RECORD EXTRACTS ::
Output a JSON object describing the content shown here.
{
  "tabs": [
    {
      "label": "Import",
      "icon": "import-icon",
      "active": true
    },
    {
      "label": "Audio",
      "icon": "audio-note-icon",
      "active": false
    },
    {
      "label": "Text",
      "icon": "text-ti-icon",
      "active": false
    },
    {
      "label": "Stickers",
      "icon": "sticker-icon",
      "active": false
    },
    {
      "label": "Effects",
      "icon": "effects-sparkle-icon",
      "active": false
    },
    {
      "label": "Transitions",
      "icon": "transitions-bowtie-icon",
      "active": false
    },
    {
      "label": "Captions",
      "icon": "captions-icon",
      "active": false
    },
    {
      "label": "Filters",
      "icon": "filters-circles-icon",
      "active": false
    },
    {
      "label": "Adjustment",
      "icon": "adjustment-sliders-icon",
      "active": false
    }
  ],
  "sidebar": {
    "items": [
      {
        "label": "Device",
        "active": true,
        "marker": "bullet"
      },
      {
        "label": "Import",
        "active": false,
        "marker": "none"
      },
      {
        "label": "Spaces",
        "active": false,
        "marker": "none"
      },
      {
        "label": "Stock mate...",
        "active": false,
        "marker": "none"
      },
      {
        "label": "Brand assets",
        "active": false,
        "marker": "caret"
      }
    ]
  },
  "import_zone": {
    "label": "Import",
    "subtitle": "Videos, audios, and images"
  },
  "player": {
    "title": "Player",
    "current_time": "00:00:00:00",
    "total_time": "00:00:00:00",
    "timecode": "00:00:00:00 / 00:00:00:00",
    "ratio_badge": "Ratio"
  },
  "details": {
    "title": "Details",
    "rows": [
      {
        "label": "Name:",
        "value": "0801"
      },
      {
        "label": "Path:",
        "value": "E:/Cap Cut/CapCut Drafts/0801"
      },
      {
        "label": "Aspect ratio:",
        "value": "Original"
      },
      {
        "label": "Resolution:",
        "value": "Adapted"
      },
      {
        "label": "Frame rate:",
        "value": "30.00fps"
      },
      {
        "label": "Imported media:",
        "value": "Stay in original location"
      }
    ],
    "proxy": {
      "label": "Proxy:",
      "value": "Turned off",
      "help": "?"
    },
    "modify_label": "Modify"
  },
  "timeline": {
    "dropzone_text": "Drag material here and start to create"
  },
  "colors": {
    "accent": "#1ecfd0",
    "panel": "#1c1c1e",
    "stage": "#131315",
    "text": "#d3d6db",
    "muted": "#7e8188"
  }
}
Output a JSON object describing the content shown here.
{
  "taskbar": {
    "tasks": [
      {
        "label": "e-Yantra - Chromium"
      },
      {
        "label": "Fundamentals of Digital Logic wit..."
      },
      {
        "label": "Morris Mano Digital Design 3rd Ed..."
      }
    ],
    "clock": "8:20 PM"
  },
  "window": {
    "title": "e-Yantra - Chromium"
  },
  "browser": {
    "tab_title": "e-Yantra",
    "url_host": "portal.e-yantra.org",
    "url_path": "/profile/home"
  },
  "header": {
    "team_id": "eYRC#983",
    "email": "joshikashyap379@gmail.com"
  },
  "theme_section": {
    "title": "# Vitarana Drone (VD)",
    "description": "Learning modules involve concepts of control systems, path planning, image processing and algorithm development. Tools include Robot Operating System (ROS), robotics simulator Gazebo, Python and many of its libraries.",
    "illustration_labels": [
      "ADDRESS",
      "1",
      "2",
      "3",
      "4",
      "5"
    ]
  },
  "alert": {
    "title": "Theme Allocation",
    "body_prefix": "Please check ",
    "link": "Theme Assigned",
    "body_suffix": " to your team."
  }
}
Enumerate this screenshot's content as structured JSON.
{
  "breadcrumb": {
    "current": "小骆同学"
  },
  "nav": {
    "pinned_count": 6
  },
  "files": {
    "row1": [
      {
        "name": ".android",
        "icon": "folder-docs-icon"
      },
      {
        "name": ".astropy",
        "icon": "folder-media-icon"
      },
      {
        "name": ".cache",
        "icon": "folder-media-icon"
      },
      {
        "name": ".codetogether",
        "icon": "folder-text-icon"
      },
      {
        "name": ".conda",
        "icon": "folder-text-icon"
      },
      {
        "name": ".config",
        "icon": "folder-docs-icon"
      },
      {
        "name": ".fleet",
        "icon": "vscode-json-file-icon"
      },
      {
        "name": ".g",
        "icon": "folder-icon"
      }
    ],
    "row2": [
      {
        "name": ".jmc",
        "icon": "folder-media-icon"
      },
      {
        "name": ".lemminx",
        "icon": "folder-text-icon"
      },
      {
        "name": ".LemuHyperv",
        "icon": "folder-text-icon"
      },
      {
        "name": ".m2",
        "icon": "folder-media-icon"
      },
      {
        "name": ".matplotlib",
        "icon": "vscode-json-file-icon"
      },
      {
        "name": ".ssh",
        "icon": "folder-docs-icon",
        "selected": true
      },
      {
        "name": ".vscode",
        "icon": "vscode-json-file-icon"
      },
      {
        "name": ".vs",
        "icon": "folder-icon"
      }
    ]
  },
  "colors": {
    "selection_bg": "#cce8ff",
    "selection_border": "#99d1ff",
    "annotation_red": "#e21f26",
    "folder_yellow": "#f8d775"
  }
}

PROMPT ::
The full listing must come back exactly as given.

RESPONSE TO THIS TASK ::
Output a JSON object describing the content shown here.
{
  "tabs": [
    {
      "label": "Import",
      "icon": "import-icon",
      "active": true
    },
    {
      "label": "Audio",
      "icon": "audio-note-icon",
      "active": false
    },
    {
      "label": "Text",
      "icon": "text-ti-icon",
      "active": false
    },
    {
      "label": "Stickers",
      "icon": "sticker-icon",
      "active": false
    },
    {
      "label": "Effects",
      "icon": "effects-sparkle-icon",
      "active": false
    },
    {
      "label": "Transitions",
      "icon": "transitions-bowtie-icon",
      "active": false
    },
    {
      "label": "Captions",
      "icon": "captions-icon",
      "active": false
    },
    {
      "label": "Filters",
      "icon": "filters-circles-icon",
      "active": false
    },
    {
      "label": "Adjustment",
      "icon": "adjustment-sliders-icon",
      "active": false
    }
  ],
  "sidebar": {
    "items": [
      {
        "label": "Device",
        "active": true,
        "marker": "bullet"
      },
      {
        "label": "Import",
        "active": false,
        "marker": "none"
      },
      {
        "label": "Spaces",
        "active": false,
        "marker": "none"
      },
      {
        "label": "Stock mate...",
        "active": false,
        "marker": "none"
      },
      {
        "label": "Brand assets",
        "active": false,
        "marker": "caret"
      }
    ]
  },
  "import_zone": {
    "label": "Import",
    "subtitle": "Videos, audios, and images"
  },
  "player": {
    "title": "Player",
    "current_time": "00:00:00:00",
    "total_time": "00:00:00:00",
    "timecode": "00:00:00:00 / 00:00:00:00",
    "ratio_badge": "Ratio"
  },
  "details": {
    "title": "Details",
    "rows": [
      {
        "label": "Name:",
        "value": "0801"
      },
      {
        "label": "Path:",
        "value": "E:/Cap Cut/CapCut Drafts/0801"
      },
      {
        "label": "Aspect ratio:",
        "value": "Original"
      },
      {
        "label": "Resolution:",
        "value": "Adapted"
      },
      {
        "label": "Frame rate:",
        "value": "30.00fps"
      },
      {
        "label": "Imported media:",
        "value": "Stay in original location"
      }
    ],
    "proxy": {
      "label": "Proxy:",
      "value": "Turned off",
      "help": "?"
    },
    "modify_label": "Modify"
  },
  "timeline": {
    "dropzone_text": "Drag material here and start to create"
  },
  "colors": {
    "accent": "#1ecfd0",
    "panel": "#1c1c1e",
    "stage": "#131315",
    "text": "#d3d6db",
    "muted": "#7e8188"
  }
}
Output a JSON object describing the content shown here.
{
  "taskbar": {
    "tasks": [
      {
        "label": "e-Yantra - Chromium"
      },
      {
        "label": "Fundamentals of Digital Logic wit..."
      },
      {
        "label": "Morris Mano Digital Design 3rd Ed..."
      }
    ],
    "clock": "8:20 PM"
  },
  "window": {
    "title": "e-Yantra - Chromium"
  },
  "browser": {
    "tab_title": "e-Yantra",
    "url_host": "portal.e-yantra.org",
    "url_path": "/profile/home"
  },
  "header": {
    "team_id": "eYRC#983",
    "email": "joshikashyap379@gmail.com"
  },
  "theme_section": {
    "title": "# Vitarana Drone (VD)",
    "description": "Learning modules involve concepts of control systems, path planning, image processing and algorithm development. Tools include Robot Operating System (ROS), robotics simulator Gazebo, Python and many of its libraries.",
    "illustration_labels": [
      "ADDRESS",
      "1",
      "2",
      "3",
      "4",
      "5"
    ]
  },
  "alert": {
    "title": "Theme Allocation",
    "body_prefix": "Please check ",
    "link": "Theme Assigned",
    "body_suffix": " to your team."
  }
}
Enumerate this screenshot's content as structured JSON.
{
  "breadcrumb": {
    "current": "小骆同学"
  },
  "nav": {
    "pinned_count": 6
  },
  "files": {
    "row1": [
      {
        "name": ".android",
        "icon": "folder-docs-icon"
      },
      {
        "name": ".astropy",
        "icon": "folder-media-icon"
      },
      {
        "name": ".cache",
        "icon": "folder-media-icon"
      },
      {
        "name": ".codetogether",
        "icon": "folder-text-icon"
      },
      {
        "name": ".conda",
        "icon": "folder-text-icon"
      },
      {
        "name": ".config",
        "icon": "folder-docs-icon"
      },
      {
        "name": ".fleet",
        "icon": "vscode-json-file-icon"
      },
      {
        "name": ".g",
        "icon": "folder-icon"
      }
    ],
    "row2": [
      {
        "name": ".jmc",
        "icon": "folder-media-icon"
      },
      {
        "name": ".lemminx",
        "icon": "folder-text-icon"
      },
      {
        "name": ".LemuHyperv",
        "icon": "folder-text-icon"
      },
      {
        "name": ".m2",
        "icon": "folder-media-icon"
      },
      {
        "name": ".matplotlib",
        "icon": "vscode-json-file-icon"
      },
      {
        "name": ".ssh",
        "icon": "folder-docs-icon",
        "selected": true
      },
      {
        "name": ".vscode",
        "icon": "vscode-json-file-icon"
      },
      {
        "name": ".vs",
        "icon": "folder-icon"
      }
    ]
  },
  "colors": {
    "selection_bg": "#cce8ff",
    "selection_border": "#99d1ff",
    "annotation_red": "#e21f26",
    "folder_yellow": "#f8d775"
  }
}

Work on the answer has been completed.